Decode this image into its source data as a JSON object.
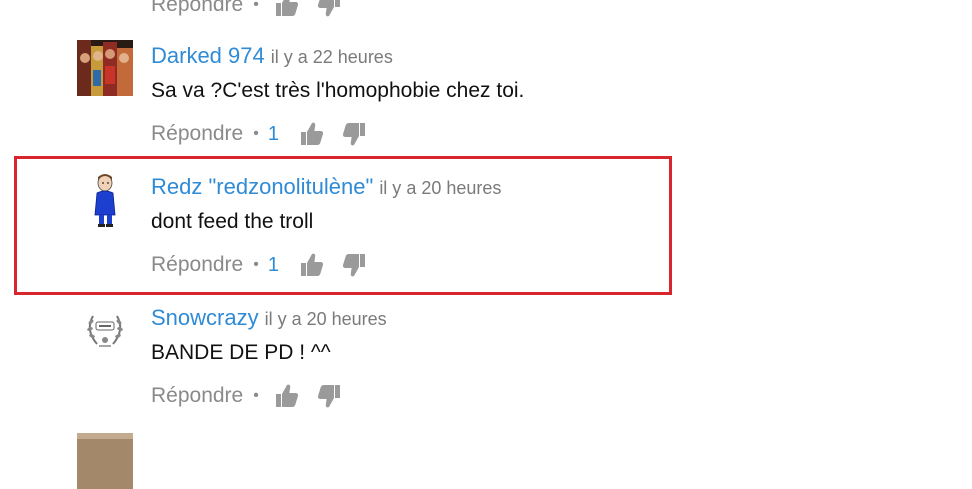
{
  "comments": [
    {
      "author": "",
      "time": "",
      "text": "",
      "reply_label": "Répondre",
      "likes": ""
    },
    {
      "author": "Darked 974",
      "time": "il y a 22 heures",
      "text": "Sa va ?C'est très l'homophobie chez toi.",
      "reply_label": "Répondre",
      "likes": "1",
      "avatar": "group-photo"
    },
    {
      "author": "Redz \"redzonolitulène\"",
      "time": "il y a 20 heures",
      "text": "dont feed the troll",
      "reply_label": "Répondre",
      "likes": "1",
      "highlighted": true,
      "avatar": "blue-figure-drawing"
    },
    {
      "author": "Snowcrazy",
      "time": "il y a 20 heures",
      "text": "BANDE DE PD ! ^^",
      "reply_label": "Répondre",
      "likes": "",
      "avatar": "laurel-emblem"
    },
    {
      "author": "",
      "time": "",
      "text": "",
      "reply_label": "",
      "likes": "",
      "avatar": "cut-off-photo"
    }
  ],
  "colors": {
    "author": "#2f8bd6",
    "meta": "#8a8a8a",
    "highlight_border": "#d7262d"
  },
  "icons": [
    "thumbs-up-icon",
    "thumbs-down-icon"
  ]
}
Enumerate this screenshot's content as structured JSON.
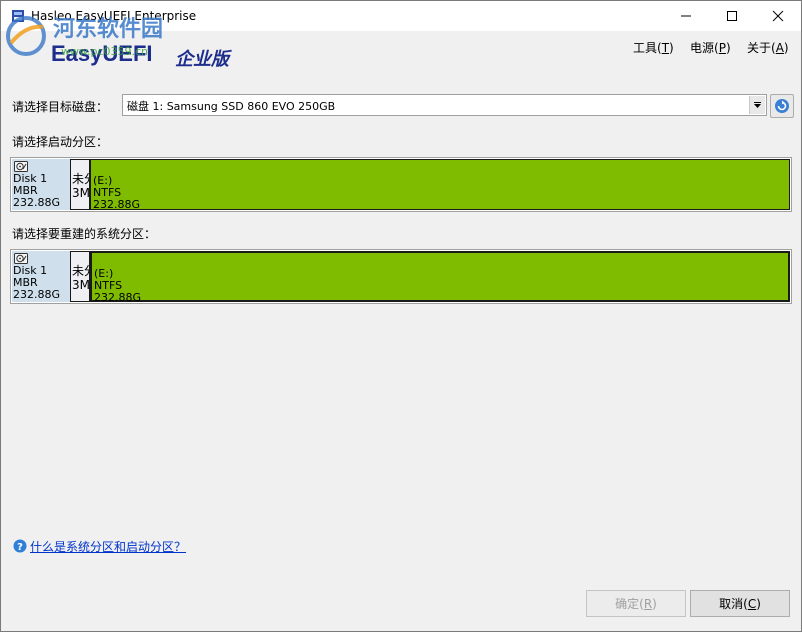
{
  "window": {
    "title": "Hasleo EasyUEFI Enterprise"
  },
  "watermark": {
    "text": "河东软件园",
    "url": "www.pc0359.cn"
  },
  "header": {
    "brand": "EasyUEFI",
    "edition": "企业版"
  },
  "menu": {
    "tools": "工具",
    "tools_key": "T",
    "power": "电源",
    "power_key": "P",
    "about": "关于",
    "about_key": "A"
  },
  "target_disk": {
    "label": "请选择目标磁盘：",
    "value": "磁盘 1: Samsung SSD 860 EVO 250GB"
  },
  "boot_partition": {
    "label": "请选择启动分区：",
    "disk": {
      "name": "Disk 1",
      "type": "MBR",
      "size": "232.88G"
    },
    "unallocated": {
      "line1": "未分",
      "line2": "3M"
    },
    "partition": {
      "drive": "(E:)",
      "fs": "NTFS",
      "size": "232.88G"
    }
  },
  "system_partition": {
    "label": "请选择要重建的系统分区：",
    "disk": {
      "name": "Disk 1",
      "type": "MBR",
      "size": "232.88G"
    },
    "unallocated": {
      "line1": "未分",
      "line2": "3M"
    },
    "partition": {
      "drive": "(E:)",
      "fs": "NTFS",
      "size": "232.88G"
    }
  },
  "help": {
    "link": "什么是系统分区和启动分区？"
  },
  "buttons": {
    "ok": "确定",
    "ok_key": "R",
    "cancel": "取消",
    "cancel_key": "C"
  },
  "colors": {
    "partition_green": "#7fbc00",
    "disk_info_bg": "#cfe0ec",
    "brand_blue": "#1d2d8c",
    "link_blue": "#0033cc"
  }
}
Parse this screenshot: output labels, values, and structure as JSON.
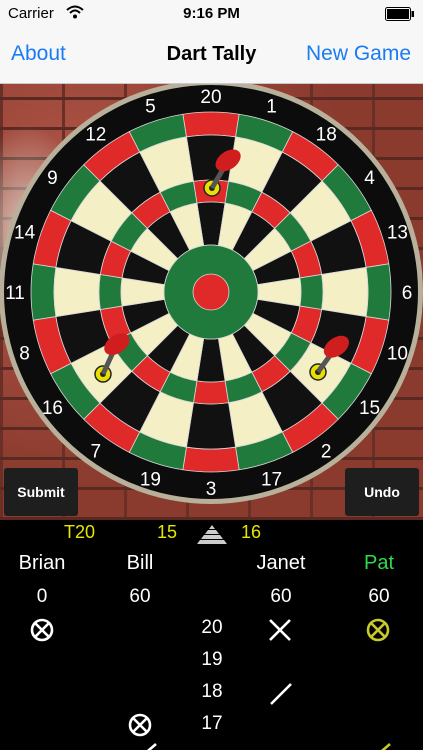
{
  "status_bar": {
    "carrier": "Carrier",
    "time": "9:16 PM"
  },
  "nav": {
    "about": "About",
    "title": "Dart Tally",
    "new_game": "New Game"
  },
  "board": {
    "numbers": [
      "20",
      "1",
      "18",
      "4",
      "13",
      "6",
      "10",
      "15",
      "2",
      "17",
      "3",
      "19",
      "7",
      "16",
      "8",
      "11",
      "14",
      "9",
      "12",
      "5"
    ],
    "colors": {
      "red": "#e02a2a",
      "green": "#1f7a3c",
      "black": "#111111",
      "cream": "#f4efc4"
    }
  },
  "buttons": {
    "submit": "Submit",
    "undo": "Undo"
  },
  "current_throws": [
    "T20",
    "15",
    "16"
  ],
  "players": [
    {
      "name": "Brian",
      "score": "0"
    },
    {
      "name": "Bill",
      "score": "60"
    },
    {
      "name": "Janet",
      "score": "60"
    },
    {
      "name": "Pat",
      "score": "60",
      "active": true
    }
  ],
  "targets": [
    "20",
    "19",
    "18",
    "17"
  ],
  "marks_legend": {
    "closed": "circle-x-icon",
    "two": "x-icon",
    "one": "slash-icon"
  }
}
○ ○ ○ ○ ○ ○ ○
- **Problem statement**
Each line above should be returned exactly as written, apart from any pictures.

- **Result of this exercise**
Decode this image into its source data as a JSON object.
{
  "comments": [
    {
      "author": "",
      "time": "",
      "text": "",
      "reply_label": "Répondre",
      "likes": ""
    },
    {
      "author": "Darked 974",
      "time": "il y a 22 heures",
      "text": "Sa va ?C'est très l'homophobie chez toi.",
      "reply_label": "Répondre",
      "likes": "1",
      "avatar": "group-photo"
    },
    {
      "author": "Redz \"redzonolitulène\"",
      "time": "il y a 20 heures",
      "text": "dont feed the troll",
      "reply_label": "Répondre",
      "likes": "1",
      "highlighted": true,
      "avatar": "blue-figure-drawing"
    },
    {
      "author": "Snowcrazy",
      "time": "il y a 20 heures",
      "text": "BANDE DE PD ! ^^",
      "reply_label": "Répondre",
      "likes": "",
      "avatar": "laurel-emblem"
    },
    {
      "author": "",
      "time": "",
      "text": "",
      "reply_label": "",
      "likes": "",
      "avatar": "cut-off-photo"
    }
  ],
  "colors": {
    "author": "#2f8bd6",
    "meta": "#8a8a8a",
    "highlight_border": "#d7262d"
  },
  "icons": [
    "thumbs-up-icon",
    "thumbs-down-icon"
  ]
}
Enumerate this screenshot's content as structured JSON.
{
  "window": {
    "title": "Hasleo EasyUEFI Enterprise"
  },
  "watermark": {
    "text": "河东软件园",
    "url": "www.pc0359.cn"
  },
  "header": {
    "brand": "EasyUEFI",
    "edition": "企业版"
  },
  "menu": {
    "tools": "工具",
    "tools_key": "T",
    "power": "电源",
    "power_key": "P",
    "about": "关于",
    "about_key": "A"
  },
  "target_disk": {
    "label": "请选择目标磁盘：",
    "value": "磁盘 1: Samsung SSD 860 EVO 250GB"
  },
  "boot_partition": {
    "label": "请选择启动分区：",
    "disk": {
      "name": "Disk 1",
      "type": "MBR",
      "size": "232.88G"
    },
    "unallocated": {
      "line1": "未分",
      "line2": "3M"
    },
    "partition": {
      "drive": "(E:)",
      "fs": "NTFS",
      "size": "232.88G"
    }
  },
  "system_partition": {
    "label": "请选择要重建的系统分区：",
    "disk": {
      "name": "Disk 1",
      "type": "MBR",
      "size": "232.88G"
    },
    "unallocated": {
      "line1": "未分",
      "line2": "3M"
    },
    "partition": {
      "drive": "(E:)",
      "fs": "NTFS",
      "size": "232.88G"
    }
  },
  "help": {
    "link": "什么是系统分区和启动分区？"
  },
  "buttons": {
    "ok": "确定",
    "ok_key": "R",
    "cancel": "取消",
    "cancel_key": "C"
  },
  "colors": {
    "partition_green": "#7fbc00",
    "disk_info_bg": "#cfe0ec",
    "brand_blue": "#1d2d8c",
    "link_blue": "#0033cc"
  }
}
Parse this screenshot: output labels, values, and structure as JSON.
{
  "status_bar": {
    "carrier": "Carrier",
    "time": "9:16 PM"
  },
  "nav": {
    "about": "About",
    "title": "Dart Tally",
    "new_game": "New Game"
  },
  "board": {
    "numbers": [
      "20",
      "1",
      "18",
      "4",
      "13",
      "6",
      "10",
      "15",
      "2",
      "17",
      "3",
      "19",
      "7",
      "16",
      "8",
      "11",
      "14",
      "9",
      "12",
      "5"
    ],
    "colors": {
      "red": "#e02a2a",
      "green": "#1f7a3c",
      "black": "#111111",
      "cream": "#f4efc4"
    }
  },
  "buttons": {
    "submit": "Submit",
    "undo": "Undo"
  },
  "current_throws": [
    "T20",
    "15",
    "16"
  ],
  "players": [
    {
      "name": "Brian",
      "score": "0"
    },
    {
      "name": "Bill",
      "score": "60"
    },
    {
      "name": "Janet",
      "score": "60"
    },
    {
      "name": "Pat",
      "score": "60",
      "active": true
    }
  ],
  "targets": [
    "20",
    "19",
    "18",
    "17"
  ],
  "marks_legend": {
    "closed": "circle-x-icon",
    "two": "x-icon",
    "one": "slash-icon"
  }
}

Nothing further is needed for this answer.